(Assigned task)
Look over the material below and count the lines that include "JSON". Give only the total.

(The records)
>>>>

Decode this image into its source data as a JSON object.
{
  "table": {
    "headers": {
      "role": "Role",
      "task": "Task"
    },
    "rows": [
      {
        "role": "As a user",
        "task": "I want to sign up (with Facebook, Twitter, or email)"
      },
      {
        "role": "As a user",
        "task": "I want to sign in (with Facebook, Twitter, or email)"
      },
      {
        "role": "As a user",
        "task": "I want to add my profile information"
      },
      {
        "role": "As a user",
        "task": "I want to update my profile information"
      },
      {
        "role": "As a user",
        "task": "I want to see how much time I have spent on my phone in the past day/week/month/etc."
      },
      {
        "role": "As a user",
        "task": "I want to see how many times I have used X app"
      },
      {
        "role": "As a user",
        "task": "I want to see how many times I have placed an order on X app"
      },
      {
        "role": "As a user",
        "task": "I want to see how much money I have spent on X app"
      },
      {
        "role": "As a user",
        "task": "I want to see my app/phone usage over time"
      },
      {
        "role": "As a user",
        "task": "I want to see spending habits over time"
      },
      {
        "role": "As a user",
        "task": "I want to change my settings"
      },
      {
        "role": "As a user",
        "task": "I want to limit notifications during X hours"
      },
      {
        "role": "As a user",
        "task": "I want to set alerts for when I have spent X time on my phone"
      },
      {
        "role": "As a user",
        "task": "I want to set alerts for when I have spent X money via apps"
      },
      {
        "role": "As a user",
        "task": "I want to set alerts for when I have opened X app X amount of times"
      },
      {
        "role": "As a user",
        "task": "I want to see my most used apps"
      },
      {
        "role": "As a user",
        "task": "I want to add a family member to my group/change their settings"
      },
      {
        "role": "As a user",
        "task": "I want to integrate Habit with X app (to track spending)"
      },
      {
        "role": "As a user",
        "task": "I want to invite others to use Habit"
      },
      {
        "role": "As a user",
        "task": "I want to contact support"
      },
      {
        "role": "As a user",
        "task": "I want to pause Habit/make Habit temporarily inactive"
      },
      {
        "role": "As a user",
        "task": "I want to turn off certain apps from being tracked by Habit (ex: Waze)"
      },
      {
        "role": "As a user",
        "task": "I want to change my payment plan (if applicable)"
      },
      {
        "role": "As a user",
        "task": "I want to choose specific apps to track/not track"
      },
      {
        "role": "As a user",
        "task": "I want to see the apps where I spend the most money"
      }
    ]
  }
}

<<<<
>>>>

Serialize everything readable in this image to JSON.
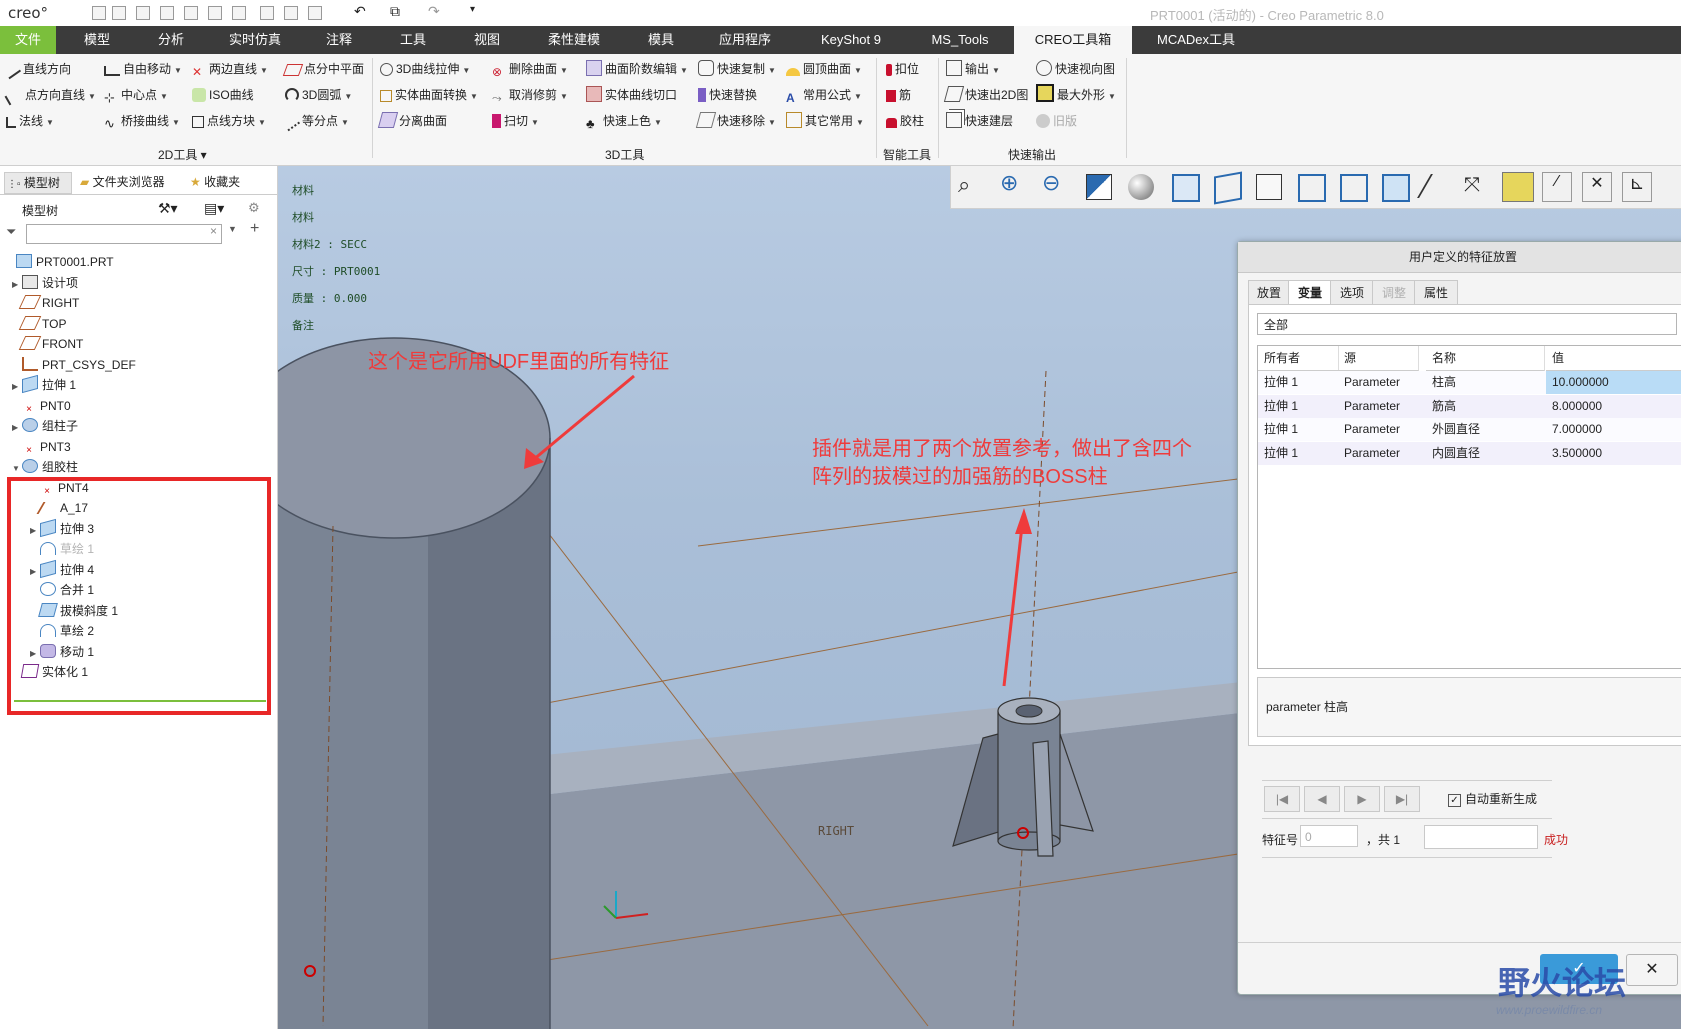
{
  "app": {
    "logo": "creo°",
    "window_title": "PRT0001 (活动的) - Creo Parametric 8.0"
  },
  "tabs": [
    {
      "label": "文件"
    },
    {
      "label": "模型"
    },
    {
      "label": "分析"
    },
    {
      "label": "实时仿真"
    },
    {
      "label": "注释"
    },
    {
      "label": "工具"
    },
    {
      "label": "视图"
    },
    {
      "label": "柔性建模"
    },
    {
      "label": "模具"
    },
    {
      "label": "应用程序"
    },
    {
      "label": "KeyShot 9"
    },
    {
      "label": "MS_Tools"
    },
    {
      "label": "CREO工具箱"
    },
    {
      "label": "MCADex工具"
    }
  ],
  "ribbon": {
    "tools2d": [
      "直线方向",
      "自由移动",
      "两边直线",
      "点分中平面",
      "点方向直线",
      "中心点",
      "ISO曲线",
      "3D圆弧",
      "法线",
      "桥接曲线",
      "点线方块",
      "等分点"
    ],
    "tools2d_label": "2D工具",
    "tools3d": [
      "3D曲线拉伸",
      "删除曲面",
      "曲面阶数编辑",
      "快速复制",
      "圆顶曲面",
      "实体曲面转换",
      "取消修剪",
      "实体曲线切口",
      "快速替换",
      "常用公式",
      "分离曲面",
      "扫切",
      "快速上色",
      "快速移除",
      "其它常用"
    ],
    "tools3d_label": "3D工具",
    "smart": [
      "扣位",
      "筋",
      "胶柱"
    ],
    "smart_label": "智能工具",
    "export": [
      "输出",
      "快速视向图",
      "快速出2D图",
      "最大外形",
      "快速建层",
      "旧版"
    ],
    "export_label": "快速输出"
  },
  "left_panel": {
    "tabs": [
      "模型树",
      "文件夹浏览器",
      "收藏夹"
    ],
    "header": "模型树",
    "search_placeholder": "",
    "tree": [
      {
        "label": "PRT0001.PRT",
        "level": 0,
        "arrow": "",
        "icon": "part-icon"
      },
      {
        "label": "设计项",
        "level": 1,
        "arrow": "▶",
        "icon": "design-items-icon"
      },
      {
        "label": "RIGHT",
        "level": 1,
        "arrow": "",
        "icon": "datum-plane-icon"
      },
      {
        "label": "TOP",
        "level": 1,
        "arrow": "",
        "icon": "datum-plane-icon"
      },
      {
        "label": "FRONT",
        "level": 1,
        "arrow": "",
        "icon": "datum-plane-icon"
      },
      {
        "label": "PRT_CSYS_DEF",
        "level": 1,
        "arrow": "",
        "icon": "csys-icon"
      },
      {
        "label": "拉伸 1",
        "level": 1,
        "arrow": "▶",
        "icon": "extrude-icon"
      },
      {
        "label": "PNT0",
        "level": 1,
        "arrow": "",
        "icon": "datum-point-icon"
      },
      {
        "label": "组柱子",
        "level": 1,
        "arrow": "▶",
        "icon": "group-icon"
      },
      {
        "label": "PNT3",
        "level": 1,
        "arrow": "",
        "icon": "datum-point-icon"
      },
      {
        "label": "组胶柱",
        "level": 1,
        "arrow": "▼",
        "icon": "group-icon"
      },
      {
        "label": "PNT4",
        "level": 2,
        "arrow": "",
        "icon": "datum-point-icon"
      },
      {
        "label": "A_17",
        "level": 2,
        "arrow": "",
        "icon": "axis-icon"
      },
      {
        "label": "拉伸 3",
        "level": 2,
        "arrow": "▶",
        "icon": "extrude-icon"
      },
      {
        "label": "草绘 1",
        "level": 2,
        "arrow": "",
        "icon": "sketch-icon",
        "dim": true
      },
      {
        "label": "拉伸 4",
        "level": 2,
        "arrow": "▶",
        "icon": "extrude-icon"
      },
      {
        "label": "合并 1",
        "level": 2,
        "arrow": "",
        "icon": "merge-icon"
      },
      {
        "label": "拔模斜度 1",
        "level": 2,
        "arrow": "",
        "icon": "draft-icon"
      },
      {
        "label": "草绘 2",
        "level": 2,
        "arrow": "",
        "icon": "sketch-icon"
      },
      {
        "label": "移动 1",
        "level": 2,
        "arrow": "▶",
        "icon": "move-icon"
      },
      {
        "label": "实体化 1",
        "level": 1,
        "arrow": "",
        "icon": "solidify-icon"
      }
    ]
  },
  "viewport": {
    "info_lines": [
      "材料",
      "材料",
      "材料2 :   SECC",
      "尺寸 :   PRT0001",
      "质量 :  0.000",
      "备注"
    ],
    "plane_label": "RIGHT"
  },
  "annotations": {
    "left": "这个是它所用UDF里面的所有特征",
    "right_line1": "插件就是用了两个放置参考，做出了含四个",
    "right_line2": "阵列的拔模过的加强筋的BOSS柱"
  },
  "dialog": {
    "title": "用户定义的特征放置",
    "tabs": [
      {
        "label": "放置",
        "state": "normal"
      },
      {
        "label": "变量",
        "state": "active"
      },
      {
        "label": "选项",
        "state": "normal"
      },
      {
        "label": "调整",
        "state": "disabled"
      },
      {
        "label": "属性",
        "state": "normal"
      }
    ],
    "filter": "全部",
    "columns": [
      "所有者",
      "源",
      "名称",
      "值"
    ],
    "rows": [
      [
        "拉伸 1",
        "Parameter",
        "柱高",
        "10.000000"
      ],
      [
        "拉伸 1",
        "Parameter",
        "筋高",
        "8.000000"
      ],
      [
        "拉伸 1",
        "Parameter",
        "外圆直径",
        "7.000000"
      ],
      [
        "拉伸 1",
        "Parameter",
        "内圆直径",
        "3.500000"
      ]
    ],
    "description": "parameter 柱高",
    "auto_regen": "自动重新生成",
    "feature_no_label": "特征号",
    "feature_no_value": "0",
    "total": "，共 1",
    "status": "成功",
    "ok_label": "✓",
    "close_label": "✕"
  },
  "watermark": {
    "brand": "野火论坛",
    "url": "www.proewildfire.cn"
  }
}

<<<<
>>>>

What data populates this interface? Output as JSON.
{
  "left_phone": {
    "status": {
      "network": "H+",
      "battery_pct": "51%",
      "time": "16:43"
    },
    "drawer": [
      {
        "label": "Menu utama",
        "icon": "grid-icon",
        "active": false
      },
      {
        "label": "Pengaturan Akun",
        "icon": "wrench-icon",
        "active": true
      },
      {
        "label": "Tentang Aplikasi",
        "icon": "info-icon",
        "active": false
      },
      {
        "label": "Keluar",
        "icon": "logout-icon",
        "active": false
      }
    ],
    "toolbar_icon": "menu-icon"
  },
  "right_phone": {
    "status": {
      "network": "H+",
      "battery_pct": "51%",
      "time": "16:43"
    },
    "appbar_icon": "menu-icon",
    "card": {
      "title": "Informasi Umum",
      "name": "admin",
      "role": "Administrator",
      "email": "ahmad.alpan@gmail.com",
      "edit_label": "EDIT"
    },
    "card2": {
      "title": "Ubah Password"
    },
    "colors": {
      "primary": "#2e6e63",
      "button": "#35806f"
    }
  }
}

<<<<

(Response below)
3